Interpretive Summary: Early detection of hidden Red Palm Weevil (RPW) infestations in field environments is a difficult but important component of Red Palm Weevil management. Researchers at the USDA, ARS, Center for Medical, Agricultural, and Veterinary Entomology in Gainesville, FL, have developed methods to use acoustic detection for RPW management in the Caribbean, Southern Europe, the Middle East, and other areas where RPW causes severe damage. Acoustic signal analyses have been developed that focus on distinguishing RPW sounds from the background noise in different field environments, assisting scouts in identifying which trees need protective treatments. The benefits of using acoustic methods are particularly helpful in areas where the trees are of high value or have historic significance.

Technical Abstract: Early detection of hidden RPW infestations in field environments is a difficult but important component of RPW management. Unfortunately there are few externally visible signs of early infestation, and scouts trying to survey and target them must carefully inspect the bases or crowns of palm trees to discover adult entry holes in individual trees. Larvae can be detected by acoustic methods, but with current technology, skilled persons must identify where to insert acoustic probes, and they must use complicated signal analyses to help distinguish RPW sounds from other insects and background noise. Each field location has somewhat different background noise, and it is best to measure general background noise spectral profiles, i.e., “background sound fingerprints,” in advance to optimize RPW identification. In addition, inspections must be done when it is quietest, usually early in the day, to optimize detectability. With the adoption of such measurement procedures, current technology has been successful in detecting RPW infestations in field tests in the Caribbean, Spain, Saudi Arabia, and Israel. Experience gained from these studies is being applied towards development of user-friendly, low-cost detection devices. Recent increases in the computing power and decreases in the costs of microcontroller systems has generated considerable interest in their use for insect communication and mating disruption.

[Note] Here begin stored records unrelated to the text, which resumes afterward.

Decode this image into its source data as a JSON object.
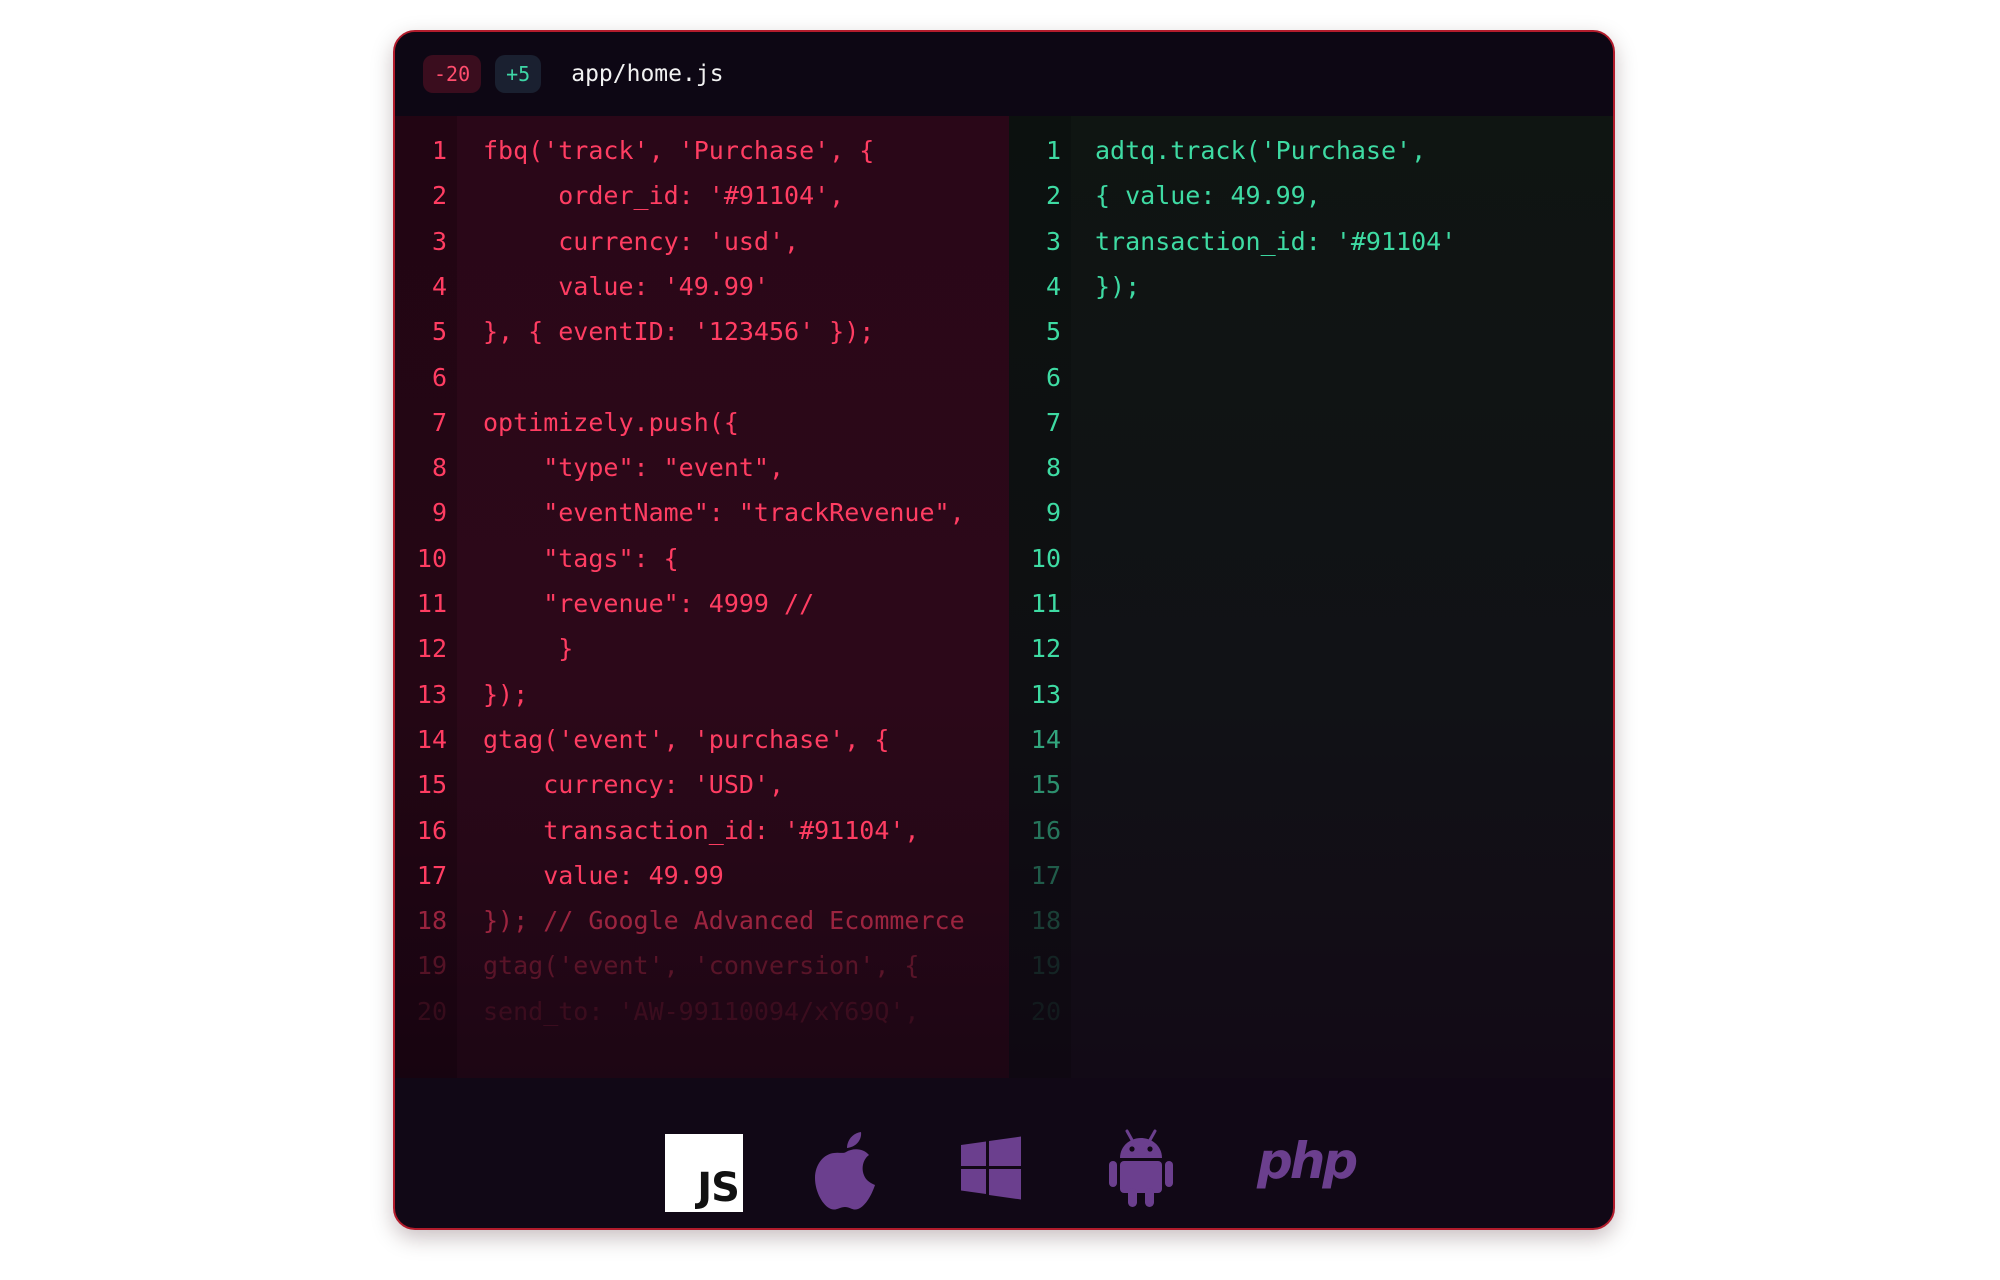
{
  "header": {
    "removed_badge": "-20",
    "added_badge": "+5",
    "filename": "app/home.js"
  },
  "left_lines": [
    {
      "n": "1",
      "code": "fbq('track', 'Purchase', {"
    },
    {
      "n": "2",
      "code": "     order_id: '#91104',"
    },
    {
      "n": "3",
      "code": "     currency: 'usd',"
    },
    {
      "n": "4",
      "code": "     value: '49.99'"
    },
    {
      "n": "5",
      "code": "}, { eventID: '123456' });"
    },
    {
      "n": "6",
      "code": ""
    },
    {
      "n": "7",
      "code": "optimizely.push({"
    },
    {
      "n": "8",
      "code": "    \"type\": \"event\","
    },
    {
      "n": "9",
      "code": "    \"eventName\": \"trackRevenue\","
    },
    {
      "n": "10",
      "code": "    \"tags\": {"
    },
    {
      "n": "11",
      "code": "    \"revenue\": 4999 //"
    },
    {
      "n": "12",
      "code": "     }"
    },
    {
      "n": "13",
      "code": "});"
    },
    {
      "n": "14",
      "code": "gtag('event', 'purchase', {"
    },
    {
      "n": "15",
      "code": "    currency: 'USD',"
    },
    {
      "n": "16",
      "code": "    transaction_id: '#91104',"
    },
    {
      "n": "17",
      "code": "    value: 49.99"
    },
    {
      "n": "18",
      "code": "}); // Google Advanced Ecommerce"
    },
    {
      "n": "19",
      "code": "gtag('event', 'conversion', {"
    },
    {
      "n": "20",
      "code": "send_to: 'AW-99110094/xY69Q',"
    }
  ],
  "right_lines": [
    {
      "n": "1",
      "code": "adtq.track('Purchase',"
    },
    {
      "n": "2",
      "code": "{ value: 49.99,"
    },
    {
      "n": "3",
      "code": "transaction_id: '#91104'"
    },
    {
      "n": "4",
      "code": "});"
    },
    {
      "n": "5",
      "code": ""
    },
    {
      "n": "6",
      "code": ""
    },
    {
      "n": "7",
      "code": ""
    },
    {
      "n": "8",
      "code": ""
    },
    {
      "n": "9",
      "code": ""
    },
    {
      "n": "10",
      "code": ""
    },
    {
      "n": "11",
      "code": ""
    },
    {
      "n": "12",
      "code": ""
    },
    {
      "n": "13",
      "code": ""
    },
    {
      "n": "14",
      "code": ""
    },
    {
      "n": "15",
      "code": ""
    },
    {
      "n": "16",
      "code": ""
    },
    {
      "n": "17",
      "code": ""
    },
    {
      "n": "18",
      "code": ""
    },
    {
      "n": "19",
      "code": ""
    },
    {
      "n": "20",
      "code": ""
    }
  ],
  "platforms": {
    "js_label": "JS",
    "php_label": "php",
    "icons": [
      "javascript-icon",
      "apple-icon",
      "windows-icon",
      "android-icon",
      "php-icon"
    ],
    "icon_color": "#6b3f8e"
  },
  "colors": {
    "removed": "#ff3d62",
    "added": "#3edba3",
    "border": "#b21c2c"
  }
}
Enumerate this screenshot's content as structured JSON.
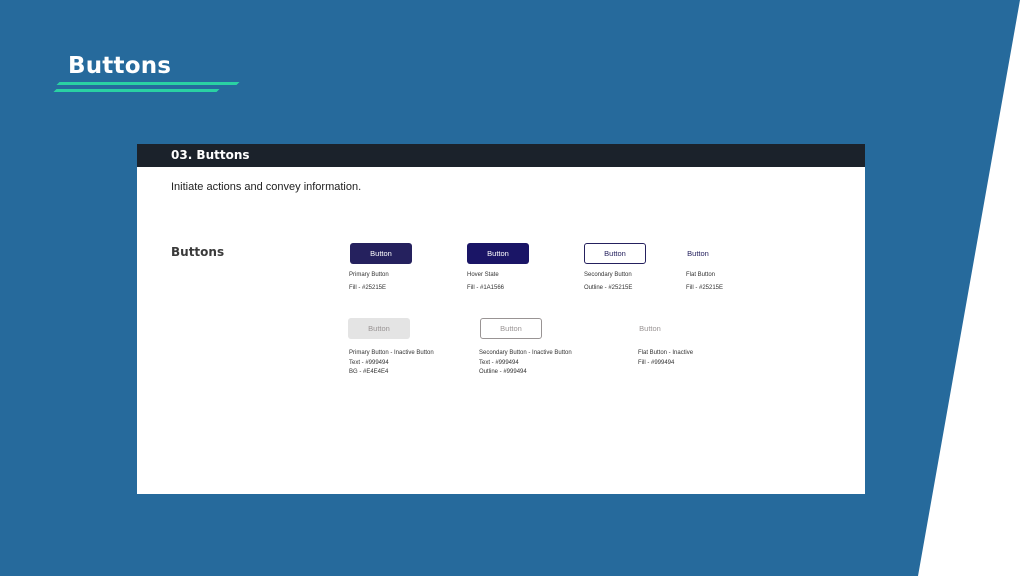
{
  "slide": {
    "title": "Buttons",
    "colors": {
      "background": "#266a9c",
      "accent": "#2ad1a3"
    }
  },
  "card": {
    "header_title": "03. Buttons",
    "description": "Initiate actions and convey information.",
    "section_heading": "Buttons"
  },
  "buttons": {
    "primary": {
      "label": "Button",
      "name": "Primary Button",
      "spec1": "Fill - #25215E"
    },
    "hover": {
      "label": "Button",
      "name": "Hover State",
      "spec1": "Fill - #1A1566"
    },
    "secondary": {
      "label": "Button",
      "name": "Secondary Button",
      "spec1": "Outline - #25215E"
    },
    "flat": {
      "label": "Button",
      "name": "Flat Button",
      "spec1": "Fill - #25215E"
    },
    "primary_inactive": {
      "label": "Button",
      "name": "Primary Button - Inactive Button",
      "spec1": "Text - #999494",
      "spec2": "BG - #E4E4E4"
    },
    "secondary_inactive": {
      "label": "Button",
      "name": "Secondary Button - Inactive Button",
      "spec1": "Text - #999494",
      "spec2": "Outline - #999494"
    },
    "flat_inactive": {
      "label": "Button",
      "name": "Flat Button - Inactive",
      "spec1": "Fill - #999494"
    }
  }
}
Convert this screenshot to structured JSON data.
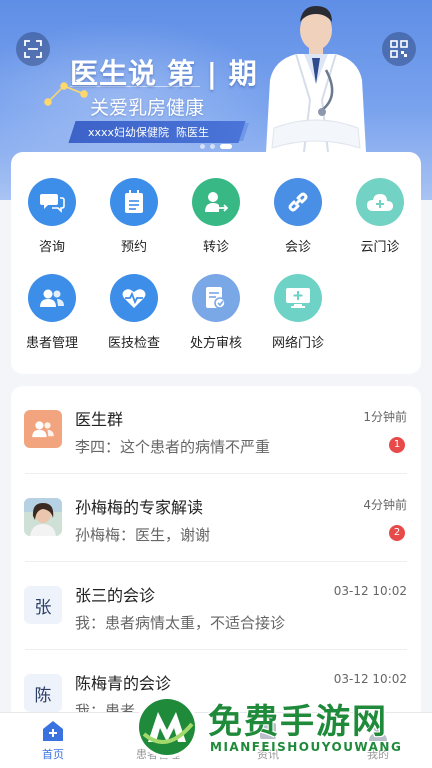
{
  "banner": {
    "title_main": "医生说",
    "title_issue": "第 | 期",
    "subtitle": "关爱乳房健康",
    "hospital": "xxxx妇幼保健院",
    "doctor_name": "陈医生"
  },
  "quick_menu": [
    {
      "label": "咨询",
      "icon": "chat-bubbles-icon",
      "color": "#3d8ee8"
    },
    {
      "label": "预约",
      "icon": "notepad-icon",
      "color": "#3d8ee8"
    },
    {
      "label": "转诊",
      "icon": "referral-icon",
      "color": "#37b884"
    },
    {
      "label": "会诊",
      "icon": "link-icon",
      "color": "#4a8fe6"
    },
    {
      "label": "云门诊",
      "icon": "cloud-plus-icon",
      "color": "#72d3c4"
    },
    {
      "label": "患者管理",
      "icon": "users-icon",
      "color": "#3d8ee8"
    },
    {
      "label": "医技检查",
      "icon": "heart-pulse-icon",
      "color": "#3d8ee8"
    },
    {
      "label": "处方审核",
      "icon": "prescription-icon",
      "color": "#7aa7e6"
    },
    {
      "label": "网络门诊",
      "icon": "monitor-plus-icon",
      "color": "#6fd2c6"
    }
  ],
  "messages": [
    {
      "title": "医生群",
      "preview": "李四：这个患者的病情不严重",
      "time": "1分钟前",
      "badge": "1",
      "avatar_type": "group-icon"
    },
    {
      "title": "孙梅梅的专家解读",
      "preview": "孙梅梅：医生，谢谢",
      "time": "4分钟前",
      "badge": "2",
      "avatar_type": "photo"
    },
    {
      "title": "张三的会诊",
      "preview": "我：患者病情太重，不适合接诊",
      "time": "03-12 10:02",
      "badge": "",
      "avatar_letter": "张"
    },
    {
      "title": "陈梅青的会诊",
      "preview": "我：患者...",
      "time": "03-12 10:02",
      "badge": "",
      "avatar_letter": "陈"
    }
  ],
  "tabs": [
    {
      "label": "首页",
      "active": true
    },
    {
      "label": "患者管理",
      "active": false
    },
    {
      "label": "资讯",
      "active": false
    },
    {
      "label": "我的",
      "active": false
    }
  ],
  "watermark": {
    "text": "免费手游网",
    "subtext": "MIANFEISHOUYOUWANG"
  },
  "colors": {
    "accent": "#3a72e0",
    "badge": "#e84a4a",
    "watermark": "#1f8a3a"
  }
}
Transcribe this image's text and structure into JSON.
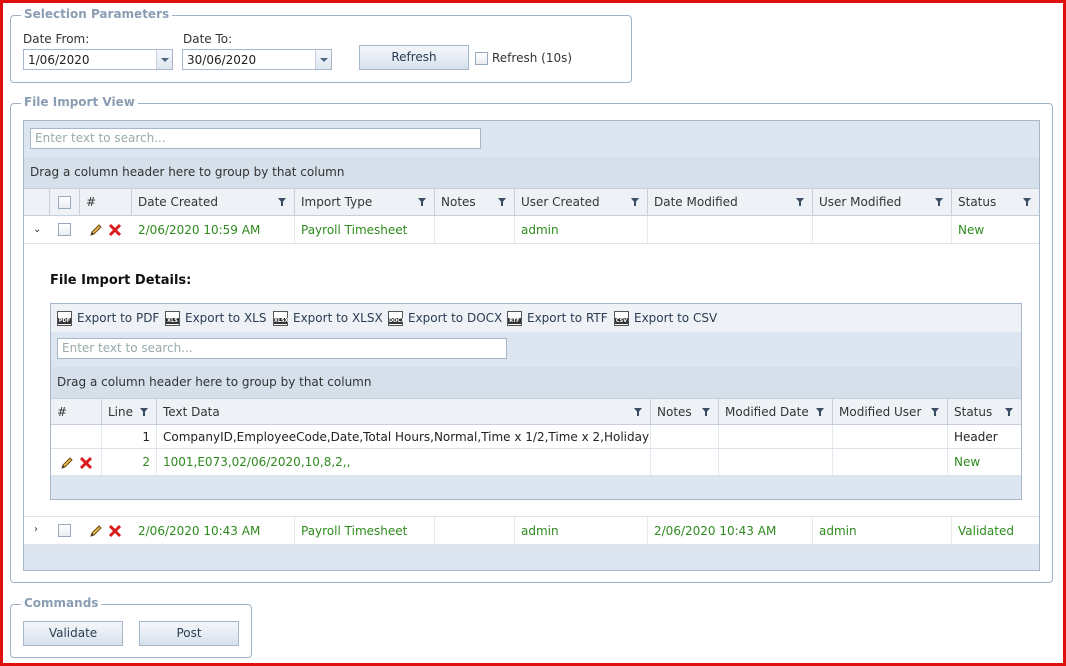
{
  "selection": {
    "legend": "Selection Parameters",
    "date_from_label": "Date From:",
    "date_from_value": "1/06/2020",
    "date_to_label": "Date To:",
    "date_to_value": "30/06/2020",
    "refresh_label": "Refresh",
    "auto_refresh_label": "Refresh (10s)"
  },
  "file_import_view": {
    "legend": "File Import View",
    "search_placeholder": "Enter text to search...",
    "group_hint": "Drag a column header here to group by that column",
    "columns": [
      "#",
      "Date Created",
      "Import Type",
      "Notes",
      "User Created",
      "Date Modified",
      "User Modified",
      "Status"
    ],
    "rows": [
      {
        "date_created": "2/06/2020 10:59 AM",
        "import_type": "Payroll Timesheet",
        "notes": "",
        "user_created": "admin",
        "date_modified": "",
        "user_modified": "",
        "status": "New"
      },
      {
        "date_created": "2/06/2020 10:43 AM",
        "import_type": "Payroll Timesheet",
        "notes": "",
        "user_created": "admin",
        "date_modified": "2/06/2020 10:43 AM",
        "user_modified": "admin",
        "status": "Validated"
      }
    ]
  },
  "details": {
    "title": "File Import Details:",
    "exports": [
      {
        "icon": "PDF",
        "label": "Export to PDF"
      },
      {
        "icon": "XLS",
        "label": "Export to XLS"
      },
      {
        "icon": "XLSX",
        "label": "Export to XLSX"
      },
      {
        "icon": "DOCX",
        "label": "Export to DOCX"
      },
      {
        "icon": "RTF",
        "label": "Export to RTF"
      },
      {
        "icon": "CSV",
        "label": "Export to CSV"
      }
    ],
    "search_placeholder": "Enter text to search...",
    "group_hint": "Drag a column header here to group by that column",
    "columns": [
      "#",
      "Line",
      "Text Data",
      "Notes",
      "Modified Date",
      "Modified User",
      "Status"
    ],
    "rows": [
      {
        "line": "1",
        "text_data": "CompanyID,EmployeeCode,Date,Total Hours,Normal,Time x 1/2,Time x 2,Holiday",
        "notes": "",
        "modified_date": "",
        "modified_user": "",
        "status": "Header"
      },
      {
        "line": "2",
        "text_data": "1001,E073,02/06/2020,10,8,2,,",
        "notes": "",
        "modified_date": "",
        "modified_user": "",
        "status": "New"
      }
    ]
  },
  "commands": {
    "legend": "Commands",
    "validate_label": "Validate",
    "post_label": "Post"
  },
  "colors": {
    "frame": "#e01010",
    "accent_text": "#2e8b1e",
    "legend": "#8a9db3"
  }
}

In this report, we present examples of how combinations of microcontrollers with inexpensive microphone systems, or somewhat more expensive piezoelectric devices that are extremely sensitive to insect movement and feeding vibrations, can be used for auralization, storage, and digital signal processing of insect sounds in trees in field environments. Progress also is occurring in the development of Matlab and other software to automate and optimize the discrimination of insect sounds from background noise on microcontroller platforms. Further development of these hardware and software tools has potential to expand the applicability of early detection technology so that it not just useful for research tool but becomes a widely used tool for RPW pest management.